Earlier this week, the Japanese novelist Haruki Murakami went to the so-called Jersualem International Book Fair in so-called Israel, which is actually nothing more nor less than occupied Palestine, to accept the so-called, get this, Jerusalem Prize for the Freedom of the Individual in Society. This is so sad and awful on so many levels it's hard to know what to be more appalled at. The horror of holding a book fair, posing as a celebration of freedom of the arts, in occupied Jerusalem? The name of the prize, which I would have assumed was a parody coming as it does from one of the least free, most racist, repressive societies on the planet, if I didn't know it was for real? Or the fact that Murakami accepted it, and in person?
In an open letter to Murakami issued just before he went to Jerusalem, the U.S. Campaign for the Academic & Cultural Boycott of Israel appealed to him to "Please turn your attention to the Palestinians, who are being denied their freedom and dignity as human beings." He did not do so, despite also receiving such requests from Palestinian and Japanese groups.

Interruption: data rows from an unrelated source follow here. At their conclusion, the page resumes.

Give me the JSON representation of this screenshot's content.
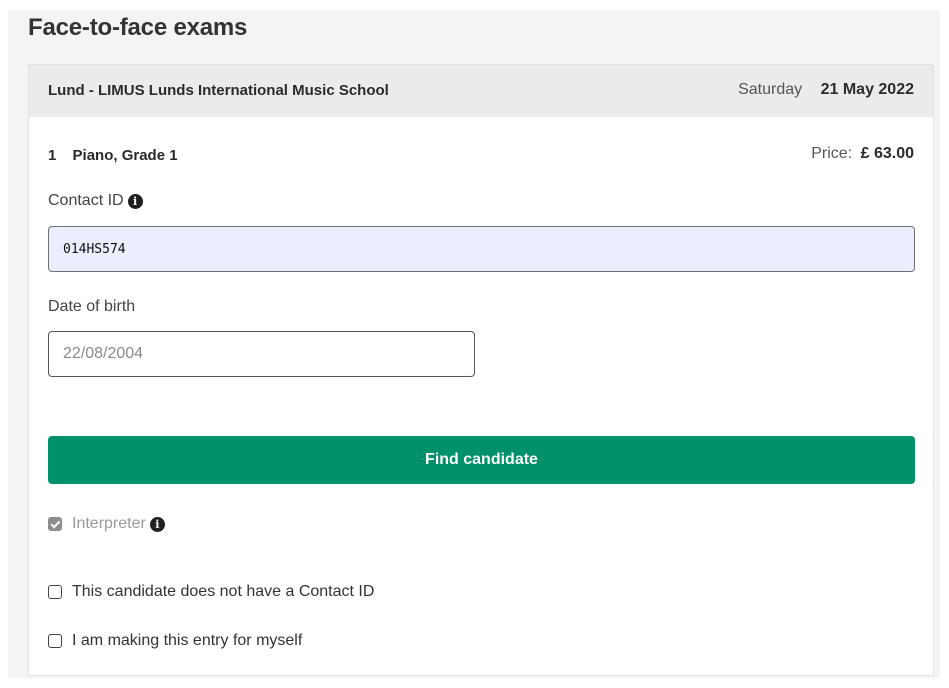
{
  "page": {
    "title": "Face-to-face exams"
  },
  "entry": {
    "venue": "Lund - LIMUS Lunds International Music School",
    "day": "Saturday",
    "date": "21 May 2022",
    "exam_number": "1",
    "exam_name": "Piano, Grade 1",
    "price_label": "Price:",
    "price_value": "£ 63.00"
  },
  "form": {
    "contact_id_label": "Contact ID",
    "contact_id_value": "014HS574",
    "dob_label": "Date of birth",
    "dob_placeholder": "22/08/2004",
    "find_button_label": "Find candidate",
    "interpreter_label": "Interpreter",
    "interpreter_checked": true,
    "interpreter_disabled": true,
    "no_contact_id_label": "This candidate does not have a Contact ID",
    "myself_label": "I am making this entry for myself"
  },
  "icons": {
    "info": "info-icon",
    "info_glyph": "i"
  },
  "colors": {
    "primary_button": "#00906a",
    "header_bg": "#edeaea",
    "autofill_bg": "#eaeefd"
  }
}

Instead he not only accepted the award, he gave an appalling talk trying to justify himself. Salon, posting it, characterizes it as a "powerful speech." In what universe? By my read, Harukami's ramble is an illucid effort at rationalizing what he's now become, an artist who aligns himself with the oppressor. He can blah blah blah all he likes about 'we writers are rebels and if someone tells us not to do something we must do it,' but this is meaningless posing, posturing, and it just doesn't fly. He can talk about eggs and walls and claim to side with those who'd tear down walls, but saying it as he did from within the embrace of the wall erectors, it just won't wash. He's taken a side, and it's the wrong side. He's given legitimacy to the occupiers. He can't nimble-tongue it away.
I haven't liked any of his books since The Wind-Up Bird Chronicle.